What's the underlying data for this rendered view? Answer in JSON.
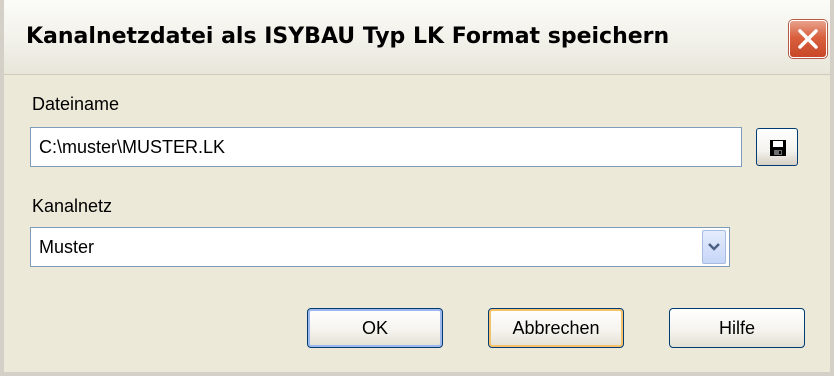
{
  "window": {
    "title": "Kanalnetzdatei als ISYBAU Typ LK Format speichern"
  },
  "filename": {
    "label": "Dateiname",
    "value": "C:\\muster\\MUSTER.LK"
  },
  "network": {
    "label": "Kanalnetz",
    "selected": "Muster"
  },
  "buttons": {
    "ok": "OK",
    "cancel": "Abbrechen",
    "help": "Hilfe"
  },
  "icons": {
    "close": "close-icon",
    "save": "floppy-disk-icon",
    "dropdown": "chevron-down-icon"
  },
  "colors": {
    "dialog_bg": "#ECE9D8",
    "close_red": "#D9603E",
    "button_border": "#003C74",
    "focus_orange": "#F5C26A"
  }
}
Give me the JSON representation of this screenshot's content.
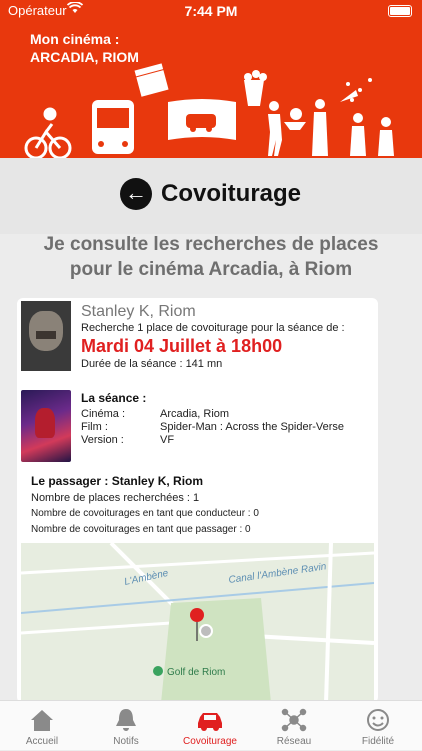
{
  "status_bar": {
    "carrier": "Opérateur",
    "time": "7:44 PM"
  },
  "header": {
    "cinema_label": "Mon cinéma :",
    "cinema_name": "ARCADIA, RIOM"
  },
  "title_bar": {
    "title": "Covoiturage"
  },
  "subtitle": {
    "line1": "Je consulte les recherches de places",
    "line2": "pour le cinéma Arcadia, à Riom"
  },
  "request": {
    "user_name": "Stanley K, Riom",
    "request_text": "Recherche 1 place de covoiturage pour la séance de :",
    "session_date": "Mardi 04 Juillet à 18h00",
    "duration": "Durée de la séance : 141 mn"
  },
  "seance": {
    "heading": "La séance :",
    "rows": [
      {
        "label": "Cinéma :",
        "value": "Arcadia, Riom"
      },
      {
        "label": "Film :",
        "value": "Spider-Man : Across the Spider-Verse"
      },
      {
        "label": "Version :",
        "value": "VF"
      }
    ]
  },
  "passenger": {
    "heading": "Le passager : Stanley K, Riom",
    "places": "Nombre de places recherchées : 1",
    "as_driver": "Nombre de covoiturages en tant que conducteur : 0",
    "as_passenger": "Nombre de covoiturages en tant que passager : 0"
  },
  "map": {
    "road_label_1": "L'Ambène",
    "road_label_2": "Canal l'Ambène Ravin",
    "poi_label": "Golf de Riom"
  },
  "tabs": [
    {
      "label": "Accueil",
      "icon": "home-icon",
      "active": false
    },
    {
      "label": "Notifs",
      "icon": "bell-icon",
      "active": false
    },
    {
      "label": "Covoiturage",
      "icon": "car-icon",
      "active": true
    },
    {
      "label": "Réseau",
      "icon": "network-icon",
      "active": false
    },
    {
      "label": "Fidélité",
      "icon": "smiley-icon",
      "active": false
    }
  ],
  "colors": {
    "brand": "#e8380d",
    "accent": "#e02020"
  }
}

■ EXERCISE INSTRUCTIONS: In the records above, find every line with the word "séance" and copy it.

■ WRITTEN ANSWER:
    "request_text": "Recherche 1 place de covoiturage pour la séance de :",
    "duration": "Durée de la séance : 141 mn"
    "heading": "La séance :",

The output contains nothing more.